1) NEW DEVICES AND STUFF THAT DIDN’T GET CONNECTED (YET)
Some devices have evolved. Others simply haven’t become connected for the mass market yet. For example:
- Tablets such as the iPad didn’t exist (outside of the movies)
- Fixed Phones evolving to become video enabled internet terminals (an imagined mix of Minitel and the Space Odyssey video phone) simply never took off, while Pay phones continue to disappear.
- Connected “white goods” have yet to become widely available (e.g. the “Net Fridge” which is still “coming soon” )
- Gaming Consoles (think xBox, PS2 etc) and connected TV’s are now arriving in earnest in 2012.
- In Car Entertainment is still on-it’s-way (ahem)
- In-flight WiFi is now finally gaining popularity and I understand that the next generation of In Flight Entertainment (IFE) is likely to involve WiFi & internet enabled tablets.
- As for Music players and Cameras? Well, see point 3 below.
2) THE SLOW ARRIVAL OF MOBILE BROADBAND (OR: “IMAGINING THE FUTURE IS EASY, THE HARD PART IS MAKING IT HAPPEN”)
The second thing that we didn’t foresee (and which is obvious in hindsight) was the slow arrival of the supporting infrastructure (3G) to enable all of this to happen. In early 2000 we provided mobile content consultancy to Orange Telecom. Their Network Engineering team briefed us that 90% of the UK population would have mobile broadband (3G) coverage by the end of 2002 – mid-2003, worst case. Today in 2012, ten years later, delivery of ubiquitous mobile broadband coverage is still a contentious issue.
All of this is hardly surprising. Networks cost billions of dollars to purchase and years to roll out. It’s not a trivial endeavor to bathe billions of people in wireless broadband coverage. On the plus side we’re now passing the tipping point and approaching mass global population coverage for mobile data. This is a big, big deal and I’ll come back to it in a minute to explain why.
3) DEVICE CONVERGENCE (MOBILE MANGE TOUT)
Finally, for me, the biggest thing we missed is the shift from a plethora of separate specialised digital devices to a convergence of functionalities on a single device – the mobile/cell phone.
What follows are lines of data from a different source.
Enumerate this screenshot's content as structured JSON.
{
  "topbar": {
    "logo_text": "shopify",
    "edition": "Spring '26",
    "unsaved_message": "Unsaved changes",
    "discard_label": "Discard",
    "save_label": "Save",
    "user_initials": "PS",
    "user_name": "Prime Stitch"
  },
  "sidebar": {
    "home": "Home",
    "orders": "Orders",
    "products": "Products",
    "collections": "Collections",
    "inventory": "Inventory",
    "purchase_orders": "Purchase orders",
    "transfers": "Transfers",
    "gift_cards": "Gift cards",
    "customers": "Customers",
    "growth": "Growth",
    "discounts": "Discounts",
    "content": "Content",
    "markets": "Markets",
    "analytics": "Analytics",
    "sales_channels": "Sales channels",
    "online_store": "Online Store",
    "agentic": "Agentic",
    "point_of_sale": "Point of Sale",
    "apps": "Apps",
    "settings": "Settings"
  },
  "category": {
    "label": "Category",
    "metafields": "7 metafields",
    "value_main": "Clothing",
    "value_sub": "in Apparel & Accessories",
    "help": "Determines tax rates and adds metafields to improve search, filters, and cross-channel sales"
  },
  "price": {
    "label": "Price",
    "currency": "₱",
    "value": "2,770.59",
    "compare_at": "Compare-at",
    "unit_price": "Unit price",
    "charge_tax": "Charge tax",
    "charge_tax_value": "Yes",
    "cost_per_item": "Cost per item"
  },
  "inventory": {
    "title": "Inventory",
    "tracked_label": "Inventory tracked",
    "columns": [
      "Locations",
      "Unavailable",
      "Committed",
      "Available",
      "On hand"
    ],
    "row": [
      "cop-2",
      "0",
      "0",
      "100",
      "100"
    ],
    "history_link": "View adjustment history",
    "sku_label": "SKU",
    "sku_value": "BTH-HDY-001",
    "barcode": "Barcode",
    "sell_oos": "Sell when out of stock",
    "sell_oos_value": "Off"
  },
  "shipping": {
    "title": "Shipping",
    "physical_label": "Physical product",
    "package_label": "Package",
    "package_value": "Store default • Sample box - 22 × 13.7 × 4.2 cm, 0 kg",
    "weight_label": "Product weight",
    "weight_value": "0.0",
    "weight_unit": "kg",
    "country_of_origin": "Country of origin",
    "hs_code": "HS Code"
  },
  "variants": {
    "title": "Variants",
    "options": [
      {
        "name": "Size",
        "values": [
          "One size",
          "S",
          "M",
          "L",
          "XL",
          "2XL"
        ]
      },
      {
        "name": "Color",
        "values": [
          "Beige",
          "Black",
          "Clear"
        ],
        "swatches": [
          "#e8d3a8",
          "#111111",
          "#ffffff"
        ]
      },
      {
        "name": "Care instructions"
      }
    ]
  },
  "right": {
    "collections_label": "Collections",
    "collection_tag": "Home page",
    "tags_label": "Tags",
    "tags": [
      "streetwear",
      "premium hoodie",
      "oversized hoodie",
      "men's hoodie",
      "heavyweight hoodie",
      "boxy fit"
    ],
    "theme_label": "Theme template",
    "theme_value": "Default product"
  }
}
As well as interacting with other connected devices, the last decade has seen the mobile “phone” gobbling up, adopting and absorbing multiple attributes of other devices. Through the 2000’s this new mobile device has merged with and mastered:
- The PDA: replacing the Palm Pilot (launched 1997) and the iPaq (1998)
- Music Players: The first portable MP3 player, Creative’s DAP launched at the same time as Siemens first mobile with an MP3 player (both in 2001)
- Cameras: Gradually appeared and improved from Sharp & Kyocera (1997) to Nokia’s first true camera replacement (2002). Meanwhile, cameras are only now starting to become internet connected 0 see Samsung pic below (launched last month).
- e-mail and messaging: RIM Blackberry 5810 (launched 2002)
- Gaming devices: Nokia N-Gage (2003)
Through most of the 2000’s the industry slowly bundled all of these attributes together in a wide variety of weird and wonderful form factors through multiple iterations. The arrival of the iPhone, and crucially the App Store, from Apple in 2007/2008, although not adding anything “new” in terms of functionally, finally brought all this together (device, connectivity, functionality, content ecosystem) in a user friendly way. One single device designed holistically rather than as separate bolt-on elements. Enter the era of device “Inter-Connectivity”
Tomorrow On Monday I’ll post the map updated for 2012, showing today’s world of “InterConnectivity”.